Look through the material below and copy every line containing the word "pikarain".

[[ Information, beginning ]]

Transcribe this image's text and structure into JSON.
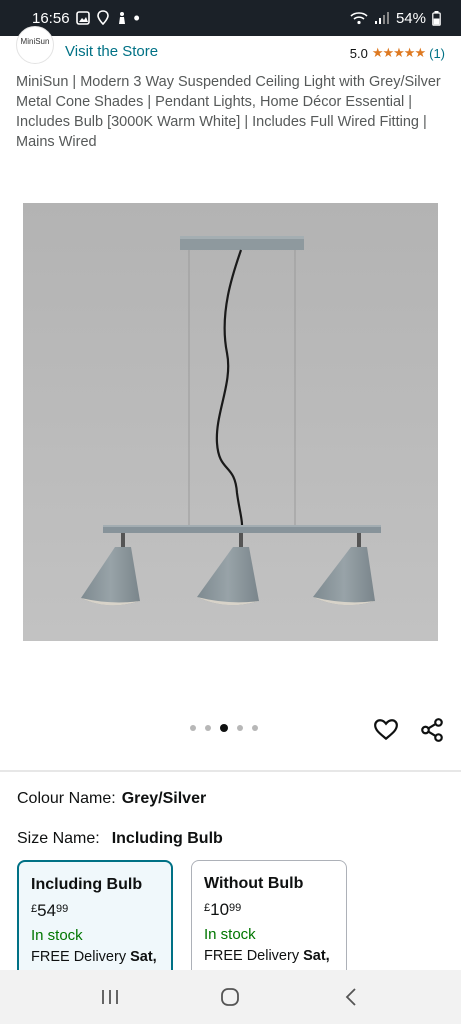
{
  "status_bar": {
    "time": "16:56",
    "battery": "54%"
  },
  "store": {
    "logo_text": "MiniSun",
    "visit_label": "Visit the Store",
    "rating_value": "5.0",
    "stars": "★★★★★",
    "rating_count": "(1)"
  },
  "product": {
    "title": "MiniSun | Modern 3 Way Suspended Ceiling Light with Grey/Silver Metal Cone Shades | Pendant Lights, Home Décor Essential | Includes Bulb [3000K Warm White] | Includes Full Wired Fitting | Mains Wired"
  },
  "gallery": {
    "image_count": 5,
    "active_index": 2
  },
  "attributes": {
    "colour_label": "Colour Name:",
    "colour_value": "Grey/Silver",
    "size_label": "Size Name:",
    "size_value": "Including Bulb"
  },
  "options": [
    {
      "title": "Including Bulb",
      "currency": "£",
      "price_whole": "54",
      "price_fraction": "99",
      "stock": "In stock",
      "delivery_prefix": "FREE Delivery ",
      "delivery_day": "Sat,"
    },
    {
      "title": "Without Bulb",
      "currency": "£",
      "price_whole": "10",
      "price_fraction": "99",
      "stock": "In stock",
      "delivery_prefix": "FREE Delivery ",
      "delivery_day": "Sat,"
    }
  ],
  "colors": {
    "link": "#007185",
    "star": "#de7921",
    "in_stock": "#007600",
    "selected_border": "#007185"
  }
}
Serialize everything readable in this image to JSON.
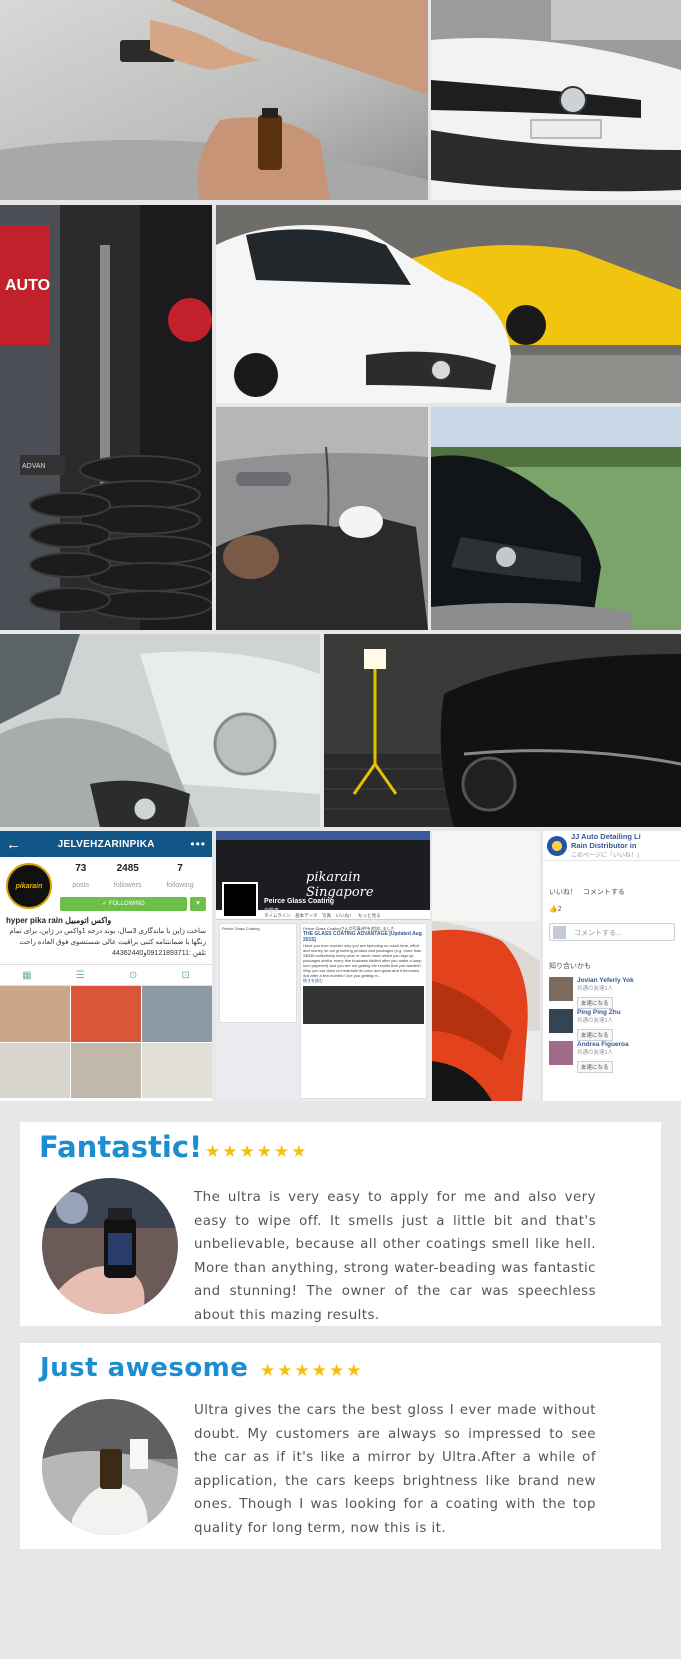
{
  "instagram": {
    "username": "JELVEHZARINPIKA",
    "back_glyph": "←",
    "menu_glyph": "•••",
    "avatar_text": "pikarain",
    "posts": "73",
    "posts_label": "posts",
    "followers": "2485",
    "followers_label": "followers",
    "following": "7",
    "following_label": "following",
    "follow_button": "✓ FOLLOWING",
    "follow_dropdown": "▾",
    "bio_title": "hyper pika rain واکس اتومبیل",
    "bio_text": "ساخت ژاپن با ماندگاری 3سال، بوند درجه 1واکس در ژاپن، برای تمام رنگها با ضمانتنامه کتبی براقیت عالی شستشوی فوق العاده راحت",
    "bio_phone": "تلفن :09121893711و44362440"
  },
  "facebook_page": {
    "tab_title": "Peirce Glass Coating",
    "brand_text": "pikarain Singapore",
    "logo_text": "pikarain",
    "page_name": "Peirce Glass Coating",
    "category": "自動車",
    "nav_text": "タイムライン　基本データ　写真　いいね！　もっと見る",
    "post_author": "Peirce Glass Coatingさんが写真8件を追加しました",
    "post_title": "THE GLASS COATING ADVANTAGE [Updated Aug 2015]",
    "post_body": "Have you ever wonder why you are spending so much time, effort and money on car grooming product and packages (e.g. more than S$438 collectively every year or much more which you sign up packages and/or every fine business fiddled after you make a lump sum payment) and you are not getting the results that you wanted? Why you car does not maintain its color and gloss and it becomes dull after a few months? Are you getting m..",
    "see_more": "続きを読む"
  },
  "facebook_group": {
    "name": "JJ Auto Detailing Li",
    "sub": "Rain Distributor in",
    "sub2": "このページに「いいね！」",
    "like_action": "いいね！",
    "comment_action": "コメントする",
    "like_count": "2",
    "comment_placeholder": "コメントする...",
    "friends_section": "知り合いかも",
    "people": [
      {
        "name": "Jovian Yeferly Yok",
        "mutual": "共通の友達1人",
        "button": "友達になる"
      },
      {
        "name": "Ping Ping Zhu",
        "mutual": "共通の友達1人",
        "button": "友達になる"
      },
      {
        "name": "Andrea Figueroa",
        "mutual": "共通の友達1人",
        "button": "友達になる"
      }
    ]
  },
  "reviews": [
    {
      "title": "Fantastic!",
      "stars": "★★★★★★",
      "text": "The ultra is very easy to apply for me and also very easy to wipe off. It smells just a little bit and that's unbelievable, because all other coatings smell like hell. More than anything, strong water-beading was fantastic and stunning! The owner of the car was speechless about this mazing results."
    },
    {
      "title": "Just awesome",
      "stars": "★★★★★★",
      "text": "Ultra gives the cars the best gloss I ever made without doubt. My customers are always so impressed to see the car as if it's like a mirror by Ultra.After a while of application, the cars keeps brightness like brand new ones. Though I was looking for a coating with the top quality for long term, now this is it."
    }
  ],
  "photo_signs": {
    "auto_sign": "AUTO",
    "shop_sign": "ADVAN"
  }
}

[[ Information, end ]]

Solution to the exercise:
    "avatar_text": "pikarain",
    "brand_text": "pikarain Singapore",
    "logo_text": "pikarain",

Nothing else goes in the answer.